**Problem to work on:** If a line in the records below contains the word "木造住宅耐震改修費補助金", return that line.

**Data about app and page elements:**
━━━
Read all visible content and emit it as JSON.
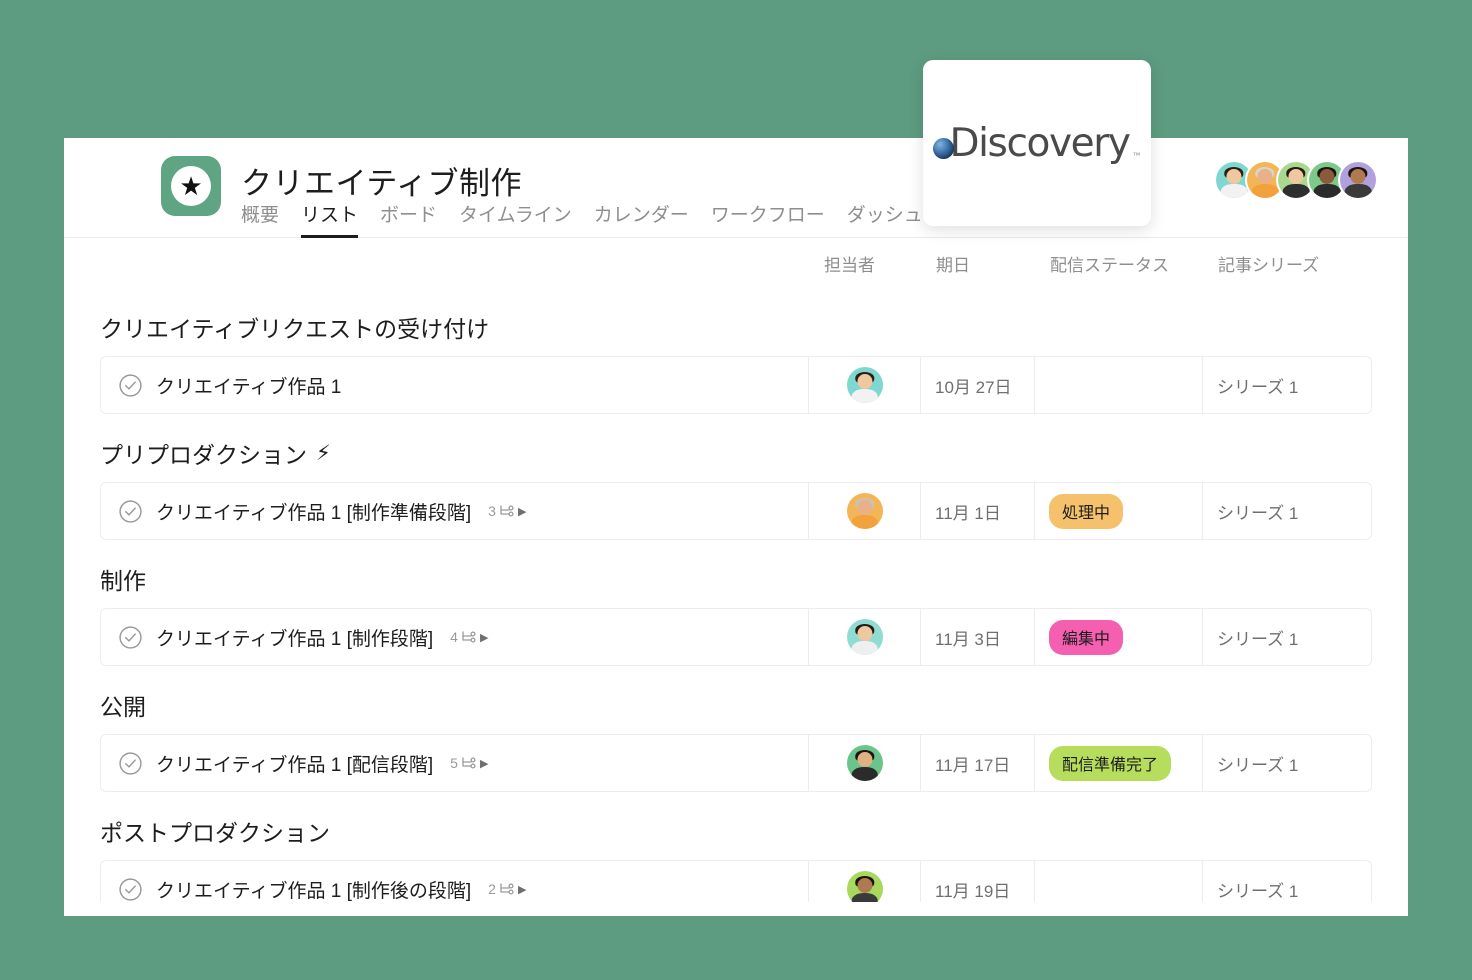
{
  "background_color": "#5d9c80",
  "header": {
    "project_icon": "star-in-circle-icon",
    "project_title": "クリエイティブ制作",
    "tabs": [
      {
        "label": "概要",
        "active": false
      },
      {
        "label": "リスト",
        "active": true
      },
      {
        "label": "ボード",
        "active": false
      },
      {
        "label": "タイムライン",
        "active": false
      },
      {
        "label": "カレンダー",
        "active": false
      },
      {
        "label": "ワークフロー",
        "active": false
      },
      {
        "label": "ダッシュボード",
        "active": false
      }
    ],
    "members": [
      {
        "name": "member-1",
        "bg": "#7fd8d0",
        "skin": "#f0c8a0",
        "hair": "#2b2018",
        "shirt": "#f2f2f2"
      },
      {
        "name": "member-2",
        "bg": "#f4b556",
        "skin": "#e8b189",
        "hair": "#d8d4cc",
        "shirt": "#f2a23c"
      },
      {
        "name": "member-3",
        "bg": "#a9d98e",
        "skin": "#f0c8a0",
        "hair": "#241c16",
        "shirt": "#2e2e2e"
      },
      {
        "name": "member-4",
        "bg": "#7cc98a",
        "skin": "#8a5a3b",
        "hair": "#1c1410",
        "shirt": "#2b2b2b"
      },
      {
        "name": "member-5",
        "bg": "#b2a0dd",
        "skin": "#b07a50",
        "hair": "#1a1410",
        "shirt": "#3a3a3a"
      }
    ]
  },
  "discovery_card": {
    "logo_text": "Discovery",
    "trademark": "™",
    "globe_icon": "globe-icon"
  },
  "columns": {
    "task": "",
    "assignee": "担当者",
    "due_date": "期日",
    "status": "配信ステータス",
    "series": "記事シリーズ"
  },
  "sections": [
    {
      "title": "クリエイティブリクエストの受け付け",
      "emoji": "",
      "tasks": [
        {
          "name": "クリエイティブ作品 1",
          "subtask_count": "",
          "assignee": {
            "name": "avatar-row-1",
            "bg": "#7fd8d0",
            "skin": "#f0c8a0",
            "hair": "#2b2018",
            "shirt": "#f2f2f2"
          },
          "due_date": "10月 27日",
          "status": "",
          "status_bg": "",
          "series": "シリーズ 1"
        }
      ]
    },
    {
      "title": "プリプロダクション",
      "emoji": "⚡",
      "tasks": [
        {
          "name": "クリエイティブ作品 1 [制作準備段階]",
          "subtask_count": "3",
          "assignee": {
            "name": "avatar-row-2",
            "bg": "#f4b556",
            "skin": "#e8b189",
            "hair": "#c9c2b8",
            "shirt": "#f2a23c"
          },
          "due_date": "11月 1日",
          "status": "処理中",
          "status_bg": "#f5c16c",
          "series": "シリーズ 1"
        }
      ]
    },
    {
      "title": "制作",
      "emoji": "",
      "tasks": [
        {
          "name": "クリエイティブ作品 1 [制作段階]",
          "subtask_count": "4",
          "assignee": {
            "name": "avatar-row-3",
            "bg": "#8fdcd2",
            "skin": "#f0c8a0",
            "hair": "#241c16",
            "shirt": "#efefef"
          },
          "due_date": "11月 3日",
          "status": "編集中",
          "status_bg": "#f45fb0",
          "series": "シリーズ 1"
        }
      ]
    },
    {
      "title": "公開",
      "emoji": "",
      "tasks": [
        {
          "name": "クリエイティブ作品 1 [配信段階]",
          "subtask_count": "5",
          "assignee": {
            "name": "avatar-row-4",
            "bg": "#6cc48d",
            "skin": "#e0b183",
            "hair": "#1c1410",
            "shirt": "#2b2b2b"
          },
          "due_date": "11月 17日",
          "status": "配信準備完了",
          "status_bg": "#b7dd5c",
          "series": "シリーズ 1"
        }
      ]
    },
    {
      "title": "ポストプロダクション",
      "emoji": "",
      "tasks": [
        {
          "name": "クリエイティブ作品 1 [制作後の段階]",
          "subtask_count": "2",
          "assignee": {
            "name": "avatar-row-5",
            "bg": "#a8d95e",
            "skin": "#b07a50",
            "hair": "#1a1410",
            "shirt": "#3a3a3a"
          },
          "due_date": "11月 19日",
          "status": "",
          "status_bg": "",
          "series": "シリーズ 1"
        }
      ]
    }
  ]
}
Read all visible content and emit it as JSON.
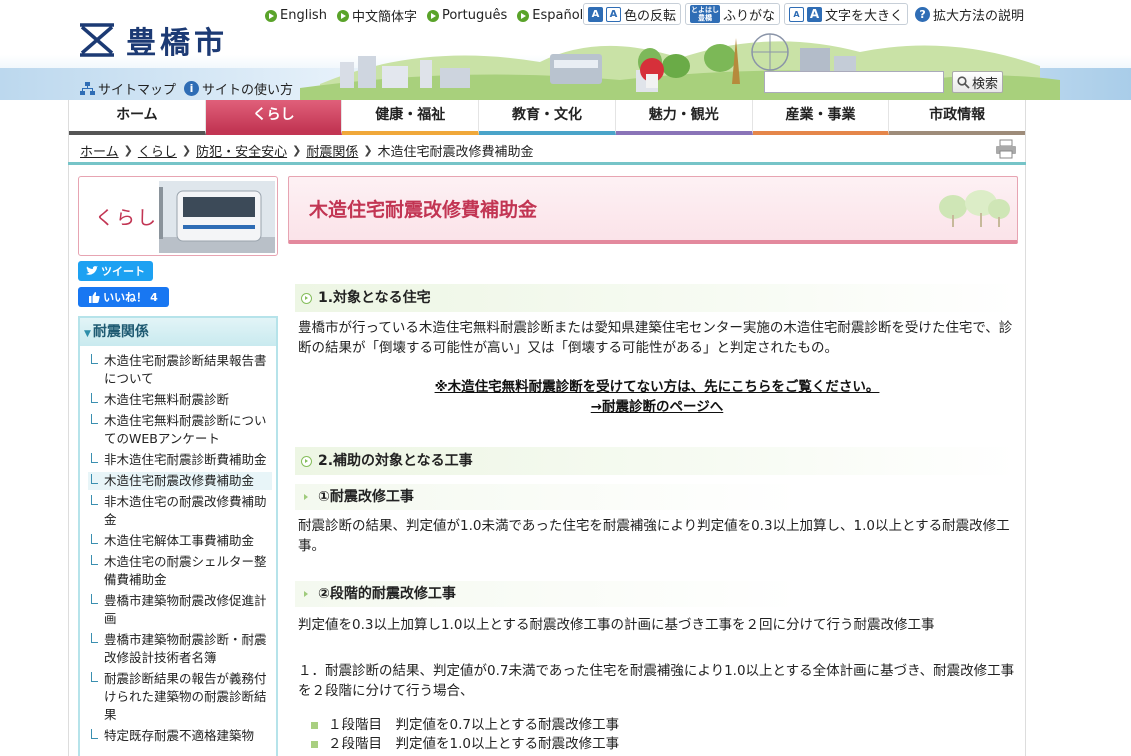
{
  "header": {
    "logo_text": "豊橋市",
    "languages": [
      "English",
      "中文簡体字",
      "Português",
      "Español"
    ],
    "tools": {
      "color_label": "色の反転",
      "color_icon_a": "A",
      "color_icon_b": "A",
      "furigana_icon_line1": "とよはし",
      "furigana_icon_line2": "豊橋",
      "furigana_label": "ふりがな",
      "enlarge_icon_a": "A",
      "enlarge_icon_b": "A",
      "enlarge_label": "文字を大きく",
      "help_icon": "?",
      "help_label": "拡大方法の説明"
    },
    "sitemap_label": "サイトマップ",
    "usage_icon": "i",
    "usage_label": "サイトの使い方",
    "search_placeholder": "",
    "search_button": "検索"
  },
  "nav": {
    "items": [
      "ホーム",
      "くらし",
      "健康・福祉",
      "教育・文化",
      "魅力・観光",
      "産業・事業",
      "市政情報"
    ],
    "colors": [
      "#555555",
      "#c23553",
      "#f0a83a",
      "#4aa4c9",
      "#8a74b8",
      "#e5864a",
      "#9e8c7a"
    ]
  },
  "breadcrumb": {
    "items": [
      "ホーム",
      "くらし",
      "防犯・安全安心",
      "耐震関係"
    ],
    "current": "木造住宅耐震改修費補助金"
  },
  "sidebar": {
    "banner_title": "くらし",
    "tweet_label": "ツイート",
    "like_label": "いいね！",
    "like_count": "4",
    "section_title": "耐震関係",
    "items": [
      "木造住宅耐震診断結果報告書について",
      "木造住宅無料耐震診断",
      "木造住宅無料耐震診断についてのWEBアンケート",
      "非木造住宅耐震診断費補助金",
      "木造住宅耐震改修費補助金",
      "非木造住宅の耐震改修費補助金",
      "木造住宅解体工事費補助金",
      "木造住宅の耐震シェルター整備費補助金",
      "豊橋市建築物耐震改修促進計画",
      "豊橋市建築物耐震診断・耐震改修設計技術者名簿",
      "耐震診断結果の報告が義務付けられた建築物の耐震診断結果",
      "特定既存耐震不適格建築物"
    ]
  },
  "main": {
    "title": "木造住宅耐震改修費補助金",
    "section1": {
      "heading": "1.対象となる住宅",
      "text": "豊橋市が行っている木造住宅無料耐震診断または愛知県建築住宅センター実施の木造住宅耐震診断を受けた住宅で、診断の結果が「倒壊する可能性が高い」又は「倒壊する可能性がある」と判定されたもの。",
      "link1": "※木造住宅無料耐震診断を受けてない方は、先にこちらをご覧ください。",
      "link2": "→耐震診断のページへ"
    },
    "section2": {
      "heading": "2.補助の対象となる工事",
      "sub1_heading": "①耐震改修工事",
      "sub1_text": "耐震診断の結果、判定値が1.0未満であった住宅を耐震補強により判定値を0.3以上加算し、1.0以上とする耐震改修工事。",
      "sub2_heading": "②段階的耐震改修工事",
      "sub2_text": "判定値を0.3以上加算し1.0以上とする耐震改修工事の計画に基づき工事を２回に分けて行う耐震改修工事",
      "item1": "１．耐震診断の結果、判定値が0.7未満であった住宅を耐震補強により1.0以上とする全体計画に基づき、耐震改修工事を２段階に分けて行う場合、",
      "bullets": [
        "１段階目　判定値を0.7以上とする耐震改修工事",
        "２段階目　判定値を1.0以上とする耐震改修工事"
      ]
    }
  }
}
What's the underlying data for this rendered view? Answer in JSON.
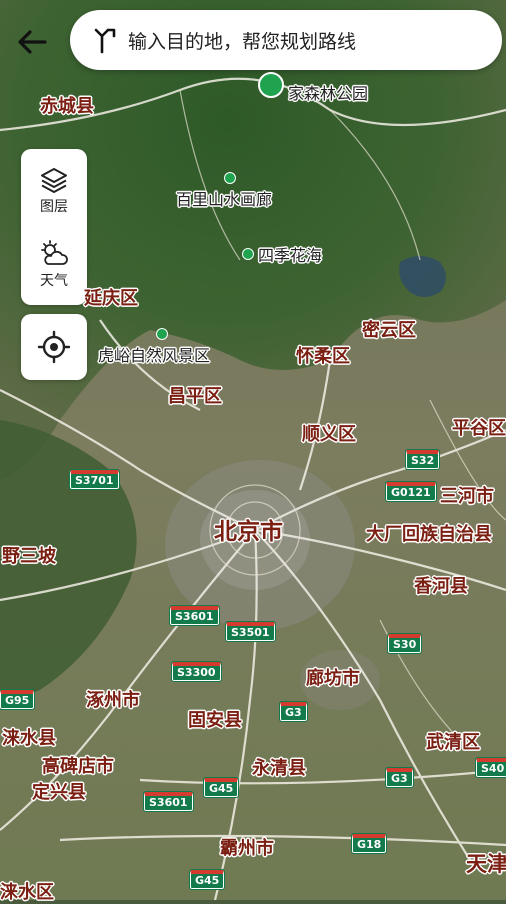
{
  "search": {
    "placeholder": "输入目的地，帮您规划路线"
  },
  "controls": {
    "layers_label": "图层",
    "weather_label": "天气"
  },
  "map": {
    "places": [
      {
        "name": "赤城县",
        "size": "mid"
      },
      {
        "name": "延庆区",
        "size": "mid"
      },
      {
        "name": "怀柔区",
        "size": "mid"
      },
      {
        "name": "密云区",
        "size": "mid"
      },
      {
        "name": "昌平区",
        "size": "mid"
      },
      {
        "name": "顺义区",
        "size": "mid"
      },
      {
        "name": "平谷区",
        "size": "mid"
      },
      {
        "name": "三河市",
        "size": "mid"
      },
      {
        "name": "北京市",
        "size": "capital"
      },
      {
        "name": "大厂回族自治县",
        "size": "mid"
      },
      {
        "name": "野三坡",
        "size": "mid"
      },
      {
        "name": "香河县",
        "size": "mid"
      },
      {
        "name": "廊坊市",
        "size": "mid"
      },
      {
        "name": "涿州市",
        "size": "mid"
      },
      {
        "name": "固安县",
        "size": "mid"
      },
      {
        "name": "涞水县",
        "size": "mid"
      },
      {
        "name": "武清区",
        "size": "mid"
      },
      {
        "name": "高碑店市",
        "size": "mid"
      },
      {
        "name": "永清县",
        "size": "mid"
      },
      {
        "name": "定兴县",
        "size": "mid"
      },
      {
        "name": "霸州市",
        "size": "mid"
      },
      {
        "name": "天津",
        "size": "big"
      },
      {
        "name": "涞水区",
        "size": "mid"
      }
    ],
    "pois": [
      {
        "name": "百里山水画廊"
      },
      {
        "name": "四季花海"
      },
      {
        "name": "虎峪自然风景区"
      }
    ],
    "pois_partial": [
      {
        "name": "家森林公园"
      }
    ],
    "road_shields": [
      "S3701",
      "G0121",
      "S32",
      "S3601",
      "S3501",
      "S3300",
      "S30",
      "G3",
      "G95",
      "G3",
      "S40",
      "G45",
      "S3601",
      "G18",
      "G45"
    ]
  },
  "colors": {
    "place_label": "#7a1f12",
    "poi_dot": "#1fa34f",
    "shield_bg": "#127a4b",
    "shield_top": "#d43a2e"
  }
}
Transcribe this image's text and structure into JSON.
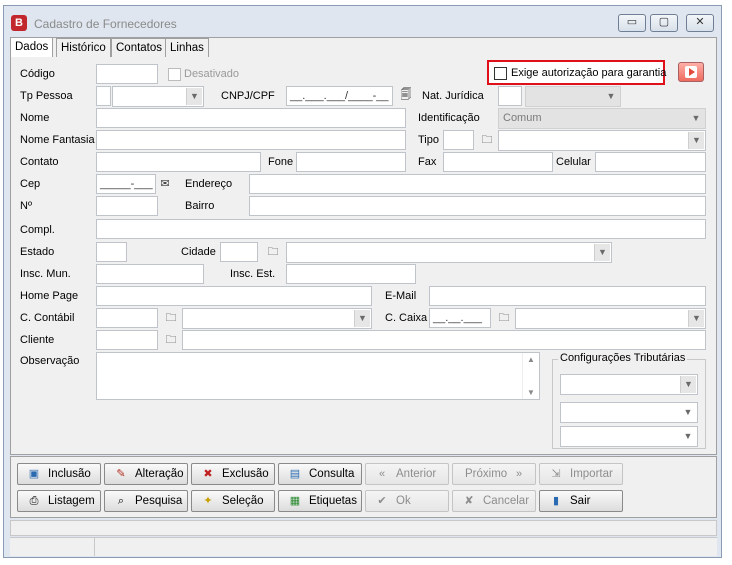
{
  "window": {
    "title": "Cadastro de Fornecedores",
    "icon_letter": "B",
    "min": "▭",
    "max": "▢",
    "close": "✕"
  },
  "tabs": [
    "Dados",
    "Histórico",
    "Contatos",
    "Linhas"
  ],
  "fields": {
    "codigo": "Código",
    "desativado": "Desativado",
    "exige": "Exige autorização para garantia",
    "tp_pessoa": "Tp Pessoa",
    "cnpj": "CNPJ/CPF",
    "cnpj_mask": "__.___.___/____-__",
    "nat_juridica": "Nat. Jurídica",
    "nome": "Nome",
    "identificacao": "Identificação",
    "identificacao_value": "Comum",
    "nome_fantasia": "Nome Fantasia",
    "tipo": "Tipo",
    "contato": "Contato",
    "fone": "Fone",
    "fax": "Fax",
    "celular": "Celular",
    "cep": "Cep",
    "cep_mask": "_____-___",
    "endereco": "Endereço",
    "numero": "Nº",
    "bairro": "Bairro",
    "compl": "Compl.",
    "estado": "Estado",
    "cidade": "Cidade",
    "insc_mun": "Insc. Mun.",
    "insc_est": "Insc. Est.",
    "home_page": "Home Page",
    "email": "E-Mail",
    "c_contabil": "C. Contábil",
    "c_caixa": "C. Caixa",
    "c_caixa_mask": "__.__.___",
    "cliente": "Cliente",
    "observacao": "Observação",
    "config_trib": "Configurações Tributárias"
  },
  "buttons": {
    "inclusao": "Inclusão",
    "alteracao": "Alteração",
    "exclusao": "Exclusão",
    "consulta": "Consulta",
    "anterior": "Anterior",
    "proximo": "Próximo",
    "importar": "Importar",
    "listagem": "Listagem",
    "pesquisa": "Pesquisa",
    "selecao": "Seleção",
    "etiquetas": "Etiquetas",
    "ok": "Ok",
    "cancelar": "Cancelar",
    "sair": "Sair"
  },
  "accent": {
    "highlight_border": "#e0101a",
    "title_icon": "#c1272d",
    "video_button": "#ee6a5e"
  }
}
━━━
**Task output:**
    "current": "木造住宅耐震改修費補助金"
      "木造住宅耐震改修費補助金",
    "title": "木造住宅耐震改修費補助金",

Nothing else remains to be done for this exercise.